Sometimes, he really doesn’t understand…

“Honey” say I, as I re-enter our minuscule office with foot hopping haste, “there is a bug in the kids bathroom I am going to need you to take care of.”

“Really?” He says. “Is it ugly or something?”

“Oh, you’ll see, just get in there now please.”

He heads into the bathroom immediately.

“Wow, that is the biggest bug I have ever seen outside a zoo! What do you think it is?” He exclaims in scientific wonder and interest.

“I am not sure, but if I had to guess, I would say a beetle.” I respond, not caring about its nature as much as its removal.

“Do you think it’s a cockroach?” He asks, unthinkingly bringing up the monster of all uber-procreating pests in reference to this easily two inch long, inch in diameter insect hanging out on my kids bathroom floor. (Nightmare sized insect, as in, do not need a magnifying glass to see distinguishing features while standing above it. Eep!!)

“Nope, it’s a beetle for sure.
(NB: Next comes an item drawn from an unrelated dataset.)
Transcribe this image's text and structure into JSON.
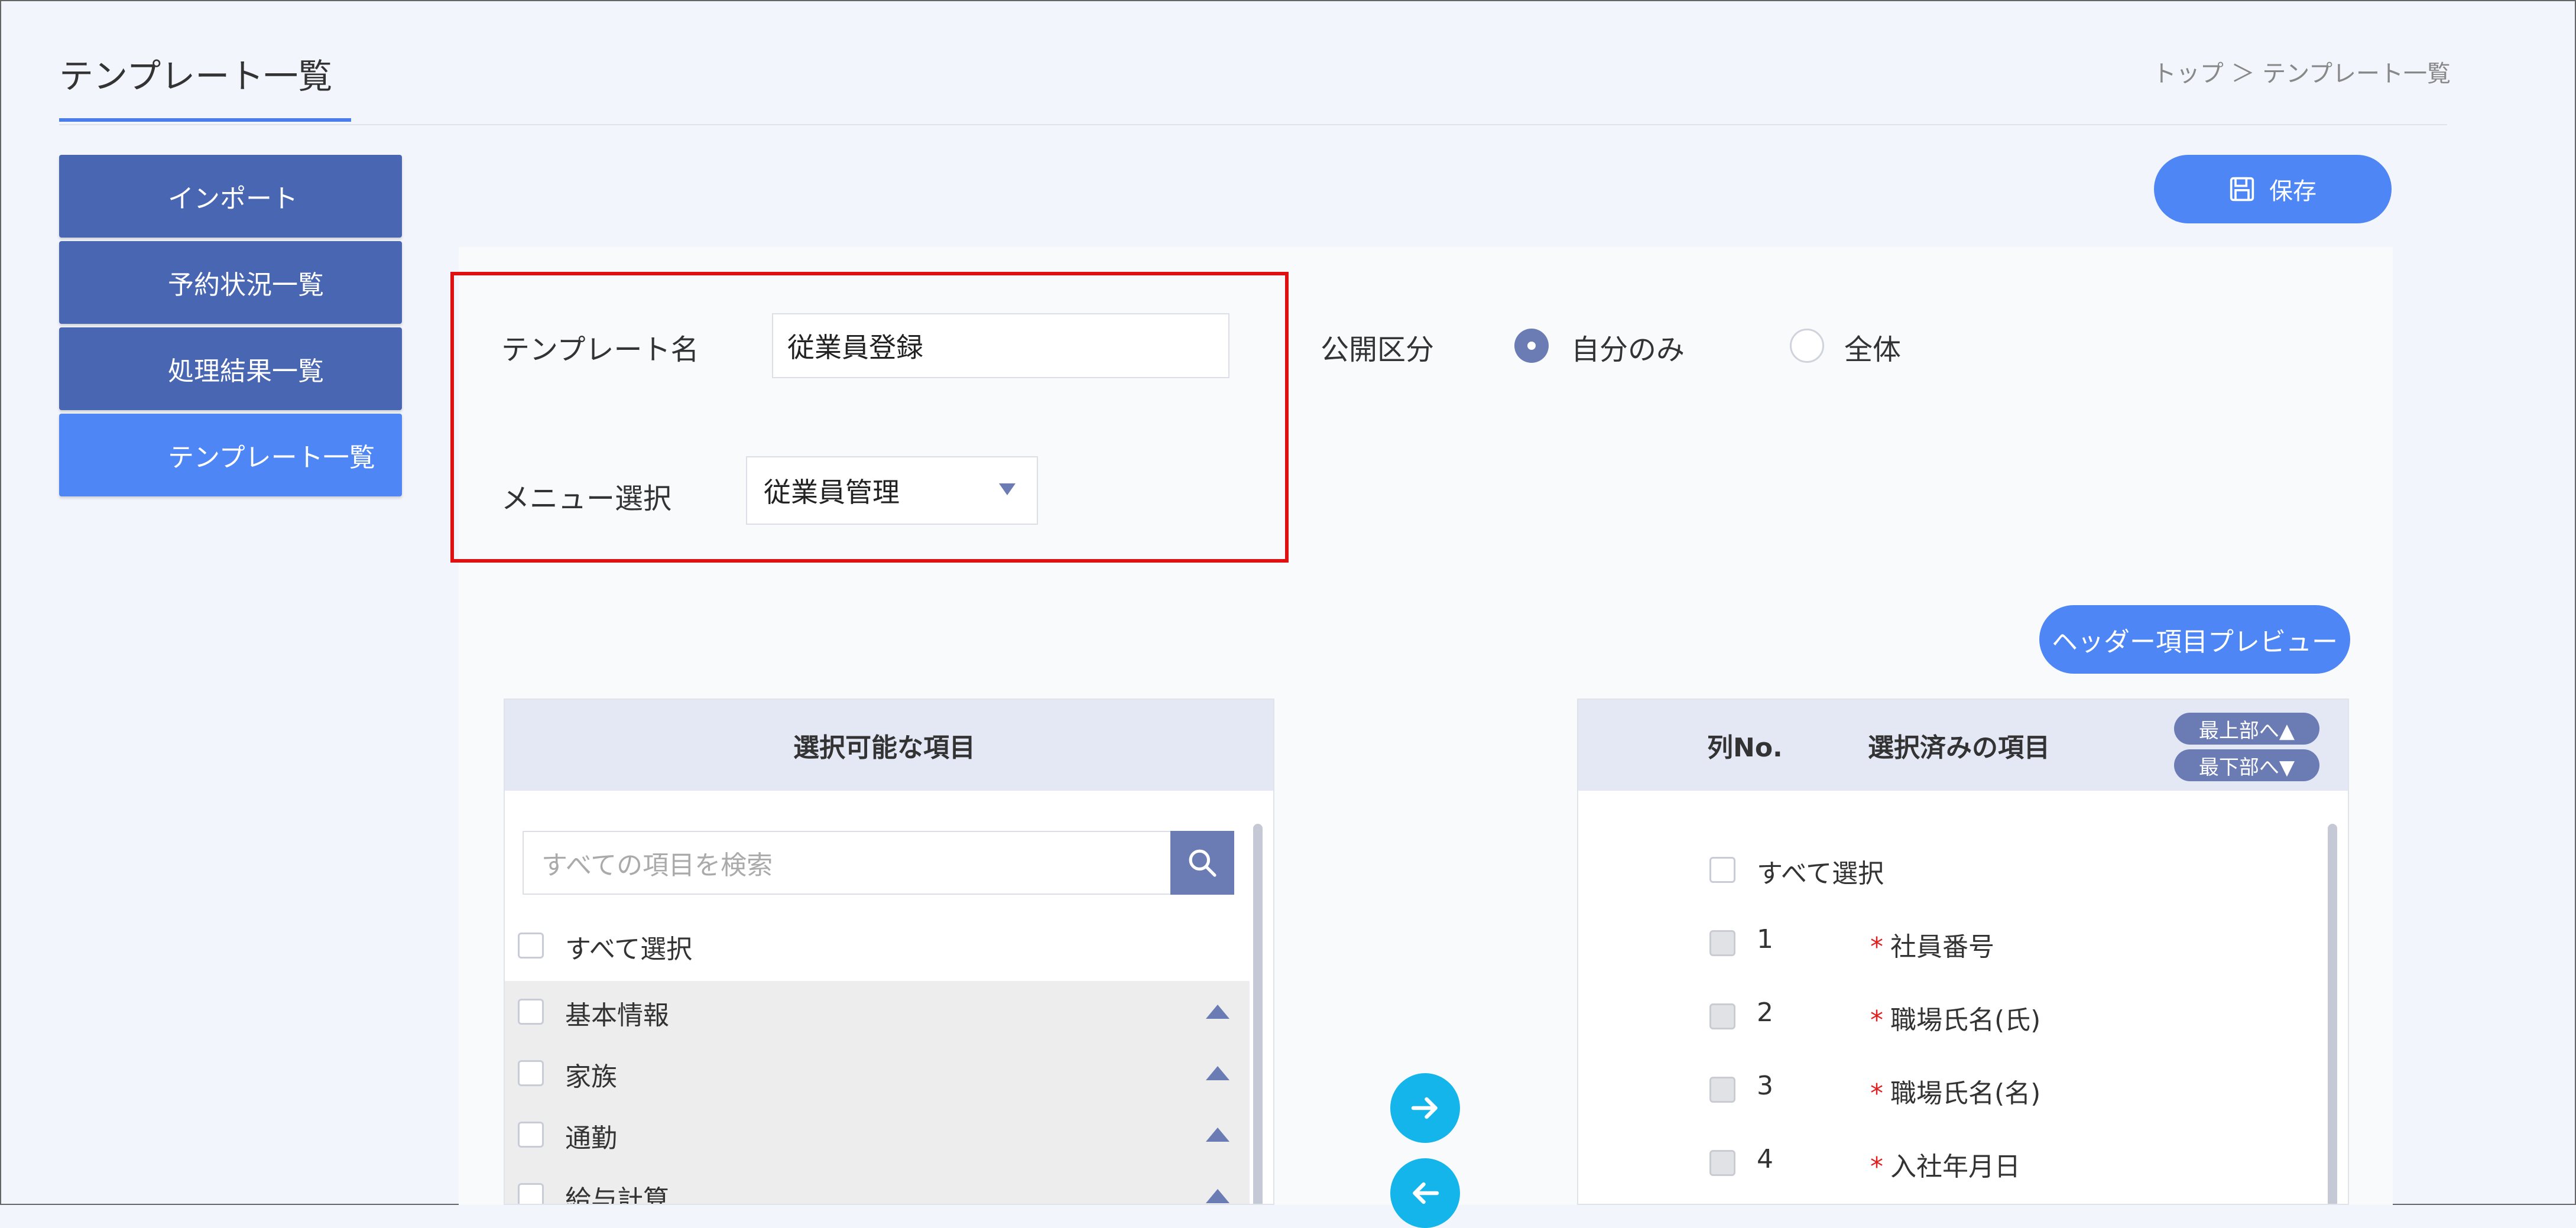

Not a cockroach.” Memories of my grandmother muttering something about if you see one cockroach, there are thousands more in the walls that you can’t see running around in my head.

“I don’t know honey, looks kind of like a cockroach.” He continues, clueless as to my concern over the damage our house will inevitably suffer when the Men in Black come to do battle with the alien beetles hiding in our bathroom walls.

“Nope. Saw it. Definitely not a cockroach. Definitely a beetle.”

Doesn’t he get it? If it’s a beetle then we don’t have a potential infestation problem, a beetle just randomly wanders into the house through a tear in a screen or something. It’s an outlier, a bit of nature come to visit your home. A cockroach is an indicator of something darker, a deeper problem, an invasion of your space. A cockroach means months of extra cleaning and traps, and worst of all, dealing with more cockroaches. I can tell you now, there is no way in hell I am dealing with an infestation of roaches this size, I will fucking move back in with my parents. This is a nightmare sized beetle.

“Definitely a beetle.” I say, in a tone that simply can no longer be missed as a signal that he should probably not query the nature of the insect again.

“It’s a big sucker isn’t it!” he says again, admiring the engineering of such a large creepy crawlie. “I don’t really want to kill it.”

“You don’t have to kill it, you can put it outside, so long as you put it far, far away outside.” I mention cheerfully, hoping the admiration for the gargantuan example of insect-hood will soon end and the removal process will soon begin. Dead, alive, dissected, I don’t care so long as it is out of my house and I don’t have to touch it to do it!!! Isn’t that one of the reasons I married him? So I can call on him for huge creepy insect removal duty when I don’t want to summon the will to “get over it” and do it myself? Sheesh!!!

“Come here little guy, let’s get you back out where you belong” he says, as he gathers up the beast and carries it out the door to freedom, and most likely death by pigeon.